Also visible are various brightly coloured anemones that have attached themselves to the oil rig's underwater legs.

Phillip took dives around three different oil rigs located eight miles off the shore of Long Beach, California, named 'Eureka', 'Ellen' and 'Elly'.

The underwater adventurer said: “What you see in the photos are giant steel beams, a lattice of struts from which the oil rig is built.

"Below the surface of the ocean, these beams are covered with life, invertebrates of many kinds that attach to the beams and grow.”

Another image shows a friendly sea lion as it gets up close and personal with the camera.

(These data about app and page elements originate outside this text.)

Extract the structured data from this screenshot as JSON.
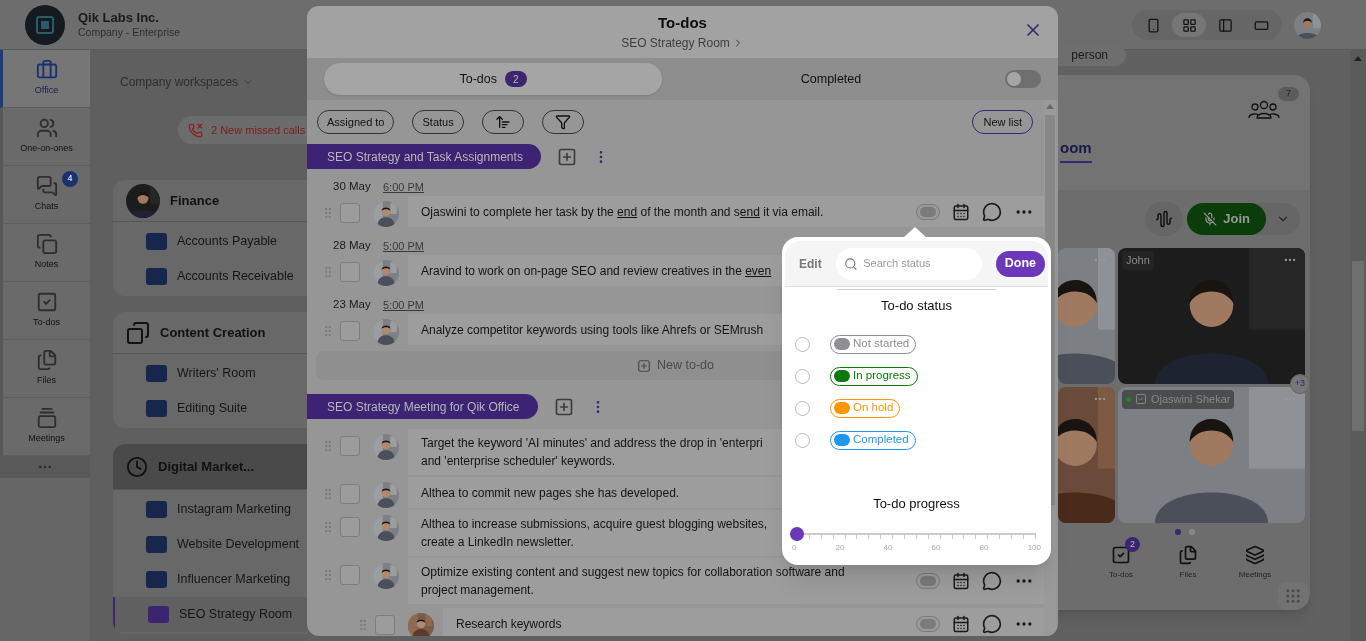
{
  "company": {
    "name": "Qik Labs Inc.",
    "plan": "Company - Enterprise"
  },
  "nav": [
    {
      "label": "Office",
      "selected": true
    },
    {
      "label": "One-on-ones",
      "selected": false
    },
    {
      "label": "Chats",
      "selected": false,
      "badge": "4"
    },
    {
      "label": "Notes",
      "selected": false
    },
    {
      "label": "To-dos",
      "selected": false
    },
    {
      "label": "Files",
      "selected": false
    },
    {
      "label": "Meetings",
      "selected": false
    }
  ],
  "workspaces": {
    "dropdown": "Company workspaces",
    "missed_calls": "2 New missed calls",
    "groups": [
      {
        "title": "Finance",
        "kind": "avatar",
        "selected": false,
        "rooms": [
          {
            "name": "Accounts Payable",
            "selected": false
          },
          {
            "name": "Accounts Receivable",
            "selected": false
          }
        ]
      },
      {
        "title": "Content Creation",
        "kind": "folders",
        "selected": false,
        "rooms": [
          {
            "name": "Writers' Room",
            "selected": false
          },
          {
            "name": "Editing Suite",
            "selected": false
          }
        ]
      },
      {
        "title": "Digital Market...",
        "kind": "clock",
        "selected": true,
        "rooms": [
          {
            "name": "Instagram Marketing",
            "selected": false
          },
          {
            "name": "Website Development",
            "selected": false
          },
          {
            "name": "Influencer Marketing",
            "selected": false
          },
          {
            "name": "SEO Strategy Room",
            "selected": true
          }
        ]
      }
    ]
  },
  "modal": {
    "title": "To-dos",
    "subtitle": "SEO Strategy Room",
    "tabs": [
      {
        "label": "To-dos",
        "count": "2",
        "selected": true
      },
      {
        "label": "Completed",
        "selected": false
      }
    ],
    "completed_toggle": {
      "on": false
    },
    "filters": [
      "Assigned to",
      "Status"
    ],
    "new_list": "New list",
    "new_todo": "New to-do",
    "lists": [
      {
        "title": "SEO Strategy and Task Assignments",
        "items": [
          {
            "date": "30 May",
            "time": "6:00 PM",
            "checked": false,
            "show_actions": true,
            "parts": [
              {
                "text": "Ojaswini to complete her task by the ",
                "underline": false
              },
              {
                "text": "end",
                "underline": true
              },
              {
                "text": " of the month and s",
                "underline": false
              },
              {
                "text": "end",
                "underline": true
              },
              {
                "text": " it via email.",
                "underline": false
              }
            ]
          },
          {
            "date": "28 May",
            "time": "5:00 PM",
            "checked": false,
            "parts": [
              {
                "text": "Aravind to work on on-page SEO and review creatives in the ",
                "underline": false
              },
              {
                "text": "even",
                "underline": true
              }
            ]
          },
          {
            "date": "23 May",
            "time": "5:00 PM",
            "checked": false,
            "parts": [
              {
                "text": "Analyze competitor keywords using tools like Ahrefs or SEMrush",
                "underline": false
              }
            ]
          }
        ]
      },
      {
        "title": "SEO Strategy Meeting for Qik Office",
        "items": [
          {
            "checked": false,
            "lines": [
              "Target the keyword 'AI minutes' and address the drop in 'enterpri",
              "and 'enterprise scheduler' keywords."
            ]
          },
          {
            "checked": false,
            "lines": [
              "Althea to commit new pages she has developed."
            ]
          },
          {
            "checked": false,
            "lines": [
              "Althea to increase submissions, acquire guest blogging websites,",
              "create a LinkedIn newsletter."
            ]
          },
          {
            "checked": false,
            "show_actions": true,
            "lines": [
              "Optimize existing content and suggest new topics for collaboration software and",
              "project management."
            ],
            "children": [
              {
                "checked": false,
                "show_actions": true,
                "lines": [
                  "Research keywords"
                ]
              }
            ]
          }
        ]
      }
    ]
  },
  "popover": {
    "edit": "Edit",
    "search_placeholder": "Search status",
    "done": "Done",
    "status_title": "To-do status",
    "statuses": [
      {
        "label": "Not started",
        "color": "#8e8e93",
        "selected": false
      },
      {
        "label": "In progress",
        "color": "#0b7a0b",
        "selected": false
      },
      {
        "label": "On hold",
        "color": "#ff9500",
        "selected": false
      },
      {
        "label": "Completed",
        "color": "#2196f3",
        "selected": false
      }
    ],
    "progress_title": "To-do progress",
    "progress": {
      "level": 0,
      "ticks": [
        "0",
        "20",
        "40",
        "60",
        "80",
        "100"
      ]
    }
  },
  "right": {
    "chip": "person",
    "room_title": "oom",
    "participants": "7",
    "join": "Join",
    "more_count": "+3",
    "view_modes": [
      {
        "selected": false
      },
      {
        "selected": true
      },
      {
        "selected": false
      },
      {
        "selected": false
      }
    ],
    "tiles": [
      {
        "kind": "picture"
      },
      {
        "kind": "picture",
        "name": "John"
      },
      {
        "kind": "picture"
      },
      {
        "kind": "picture",
        "name": "Ojaswini Shekar",
        "online": true
      }
    ],
    "pages": [
      {
        "selected": true
      },
      {
        "selected": false
      }
    ],
    "bottom_nav": [
      {
        "label": "To-dos",
        "badge": "2"
      },
      {
        "label": "Files"
      },
      {
        "label": "Meetings"
      }
    ]
  }
}
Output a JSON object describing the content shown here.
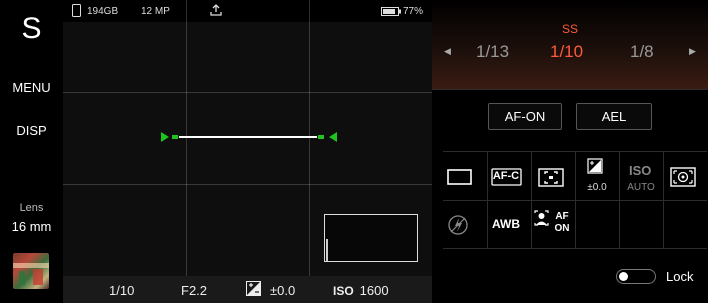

Phillip said: “Californian sea lions often haul out onto the beam above water to rest and can be found swimming among the underwater beams foraging for food or playing with scuba divers.”

The 52-year-old is no stranger to the ocean and has travelled throughout the world photographing life underwater from Alaska and Antarctica to the Galapagos and Central and South America.

He said: “I suppose for some people it might be disorienting. Huge metal struts are seen in all directions: up, down, left, right.

"But the beams are covered with life. Invertebrates like mollusks, starfish, crabs, and millions of colourful small anemones.

“After I got familiar with how the oil rig beams are situated underwater, I was able to relax, hang out and watch the passing fish and sea lions, and shoot photos of the invertebrate life on the rig’s beam.

"It was a lot of fun and I will definitely return to do it again.”